• Aim of the task: Bring together all lines of the material below that contain the string "chart".

• Exercise input:

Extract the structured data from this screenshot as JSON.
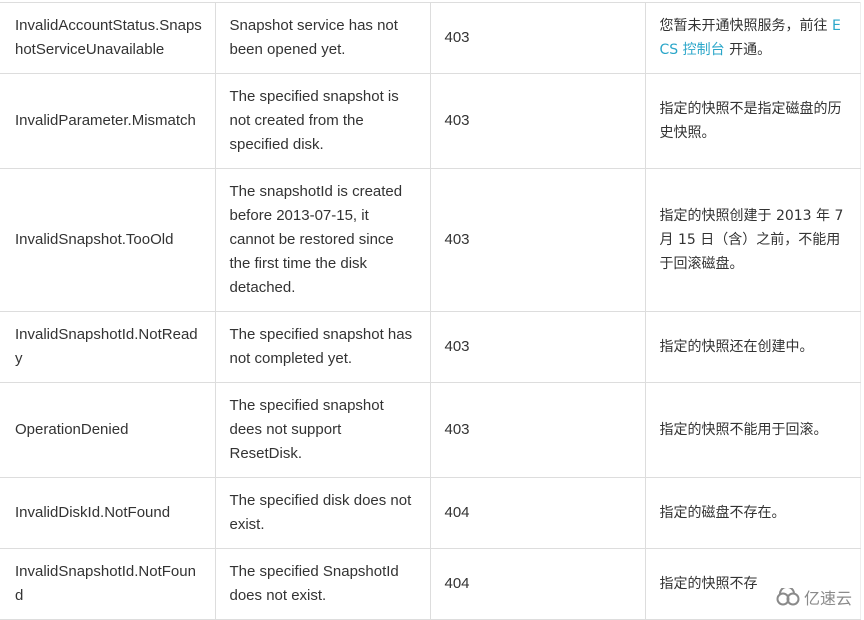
{
  "table": {
    "rows": [
      {
        "code": "InvalidAccountStatus.SnapshotServiceUnavailable",
        "description": "Snapshot service has not been opened yet.",
        "status": "403",
        "message_cn_before": "您暂未开通快照服务，前往 ",
        "message_cn_link": "ECS 控制台",
        "message_cn_after": " 开通。"
      },
      {
        "code": "InvalidParameter.Mismatch",
        "description": "The specified snapshot is not created from the specified disk.",
        "status": "403",
        "message_cn": "指定的快照不是指定磁盘的历史快照。"
      },
      {
        "code": "InvalidSnapshot.TooOld",
        "description": "The snapshotId is created before 2013-07-15, it cannot be restored since the first time the disk detached.",
        "status": "403",
        "message_cn": "指定的快照创建于 2013 年 7 月 15 日（含）之前，不能用于回滚磁盘。"
      },
      {
        "code": "InvalidSnapshotId.NotReady",
        "description": "The specified snapshot has not completed yet.",
        "status": "403",
        "message_cn": "指定的快照还在创建中。"
      },
      {
        "code": "OperationDenied",
        "description": "The specified snapshot dees not support ResetDisk.",
        "status": "403",
        "message_cn": "指定的快照不能用于回滚。"
      },
      {
        "code": "InvalidDiskId.NotFound",
        "description": "The specified disk does not exist.",
        "status": "404",
        "message_cn": "指定的磁盘不存在。"
      },
      {
        "code": "InvalidSnapshotId.NotFound",
        "description": "The specified SnapshotId does not exist.",
        "status": "404",
        "message_cn": "指定的快照不存"
      }
    ]
  },
  "watermark": {
    "icon": "cloud-logo-icon",
    "text": "亿速云"
  },
  "colors": {
    "link": "#2aa6c9",
    "text": "#333333",
    "border": "#dddddd"
  }
}
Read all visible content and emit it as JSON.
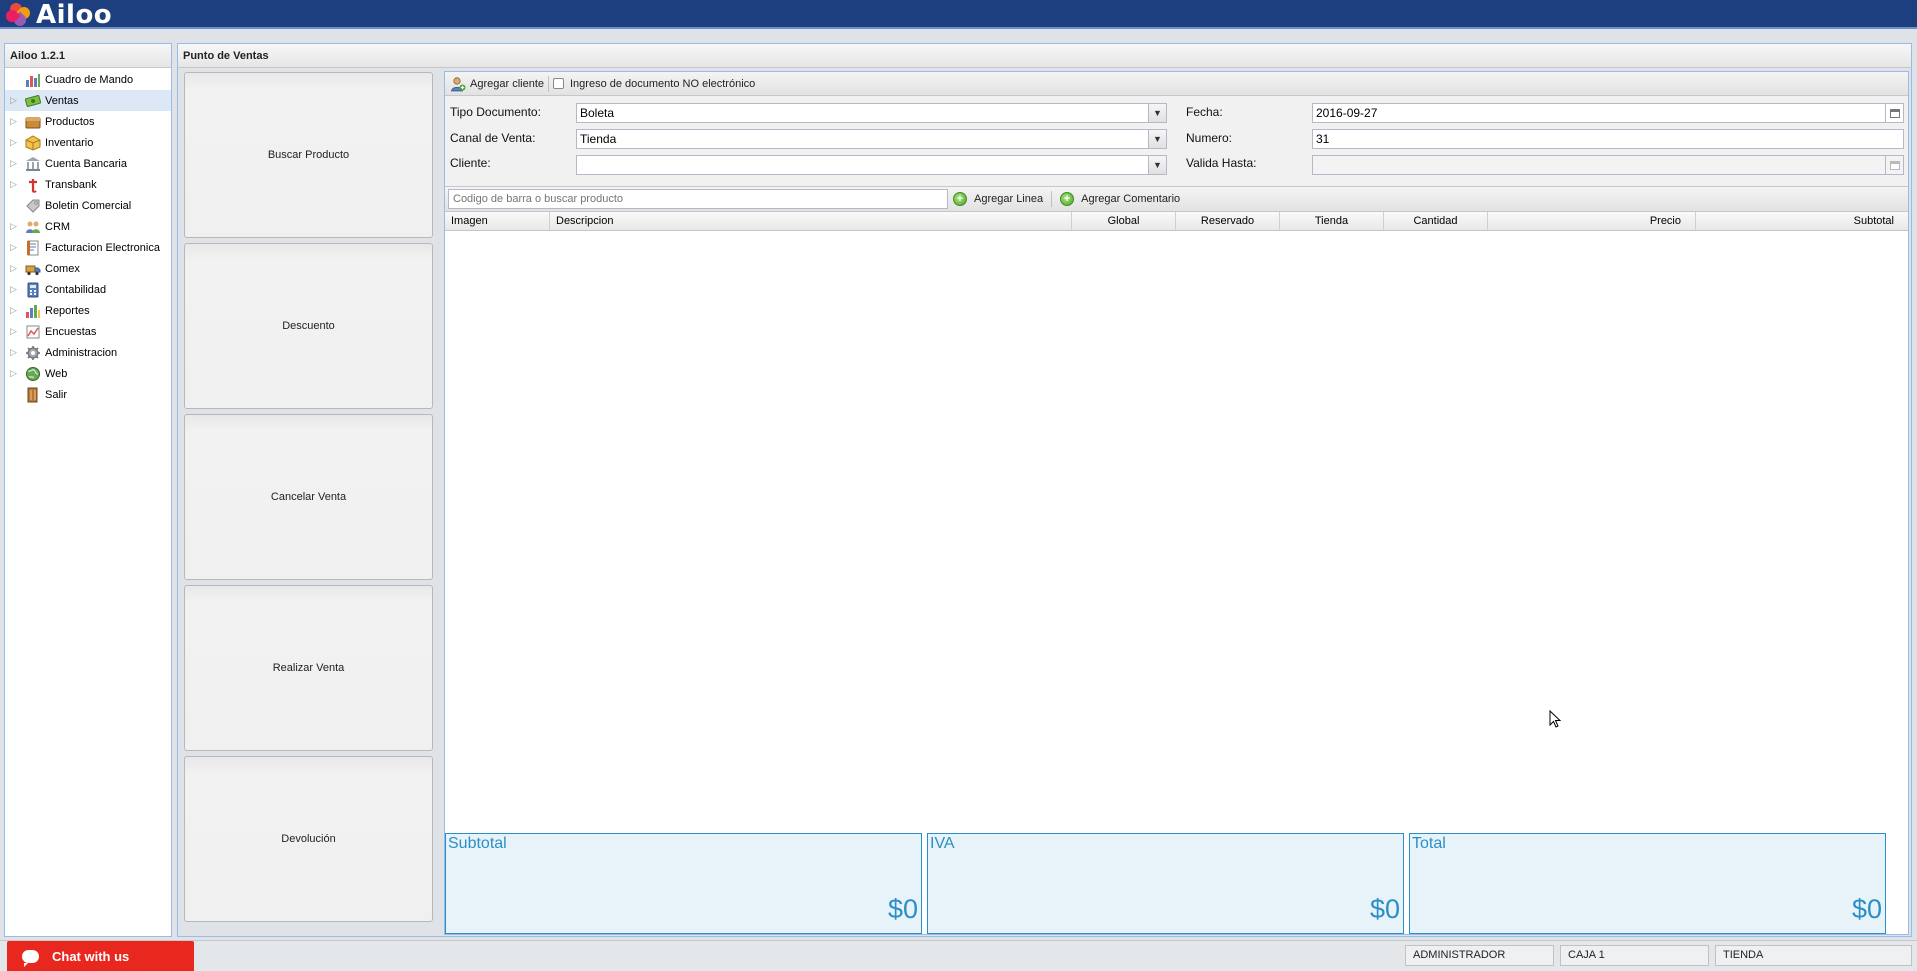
{
  "app": {
    "logo_text": "Ailoo"
  },
  "sidebar": {
    "title": "Ailoo 1.2.1",
    "items": [
      {
        "label": "Cuadro de Mando",
        "icon": "chart-icon",
        "expandable": false,
        "selected": false
      },
      {
        "label": "Ventas",
        "icon": "money-icon",
        "expandable": true,
        "selected": true
      },
      {
        "label": "Productos",
        "icon": "box-icon",
        "expandable": true,
        "selected": false
      },
      {
        "label": "Inventario",
        "icon": "package-icon",
        "expandable": true,
        "selected": false
      },
      {
        "label": "Cuenta Bancaria",
        "icon": "bank-icon",
        "expandable": true,
        "selected": false
      },
      {
        "label": "Transbank",
        "icon": "transbank-icon",
        "expandable": true,
        "selected": false
      },
      {
        "label": "Boletin Comercial",
        "icon": "tag-icon",
        "expandable": false,
        "selected": false
      },
      {
        "label": "CRM",
        "icon": "users-icon",
        "expandable": true,
        "selected": false
      },
      {
        "label": "Facturacion Electronica",
        "icon": "invoice-icon",
        "expandable": true,
        "selected": false
      },
      {
        "label": "Comex",
        "icon": "truck-icon",
        "expandable": true,
        "selected": false
      },
      {
        "label": "Contabilidad",
        "icon": "calculator-icon",
        "expandable": true,
        "selected": false
      },
      {
        "label": "Reportes",
        "icon": "report-chart-icon",
        "expandable": true,
        "selected": false
      },
      {
        "label": "Encuestas",
        "icon": "survey-icon",
        "expandable": true,
        "selected": false
      },
      {
        "label": "Administracion",
        "icon": "gear-icon",
        "expandable": true,
        "selected": false
      },
      {
        "label": "Web",
        "icon": "globe-icon",
        "expandable": true,
        "selected": false
      },
      {
        "label": "Salir",
        "icon": "exit-door-icon",
        "expandable": false,
        "selected": false
      }
    ]
  },
  "main": {
    "title": "Punto de Ventas",
    "actions": {
      "buscar": "Buscar Producto",
      "descuento": "Descuento",
      "cancelar": "Cancelar Venta",
      "realizar": "Realizar Venta",
      "devolucion": "Devolución"
    },
    "toolbar": {
      "add_client": "Agregar cliente",
      "non_electronic": "Ingreso de documento NO electrónico"
    },
    "form": {
      "tipo_label": "Tipo Documento:",
      "tipo_value": "Boleta",
      "canal_label": "Canal de Venta:",
      "canal_value": "Tienda",
      "cliente_label": "Cliente:",
      "cliente_value": "",
      "fecha_label": "Fecha:",
      "fecha_value": "2016-09-27",
      "numero_label": "Numero:",
      "numero_value": "31",
      "valida_label": "Valida Hasta:",
      "valida_value": ""
    },
    "search": {
      "placeholder": "Codigo de barra o buscar producto",
      "add_line": "Agregar Linea",
      "add_comment": "Agregar Comentario"
    },
    "grid": {
      "columns": {
        "imagen": "Imagen",
        "descripcion": "Descripcion",
        "global": "Global",
        "reservado": "Reservado",
        "tienda": "Tienda",
        "cantidad": "Cantidad",
        "precio": "Precio",
        "subtotal": "Subtotal"
      },
      "rows": []
    },
    "totals": {
      "subtotal_label": "Subtotal",
      "subtotal_value": "$0",
      "iva_label": "IVA",
      "iva_value": "$0",
      "total_label": "Total",
      "total_value": "$0"
    }
  },
  "statusbar": {
    "chat": "Chat with us",
    "user": "ADMINISTRADOR",
    "register": "CAJA 1",
    "store": "TIENDA"
  },
  "colors": {
    "topbar": "#1d3f7f",
    "accent_blue": "#2b8fc7",
    "chat_red": "#e8281f",
    "selected_row": "#dde8f7"
  }
}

• Exercise output:
        "icon": "chart-icon",
        "icon": "report-chart-icon",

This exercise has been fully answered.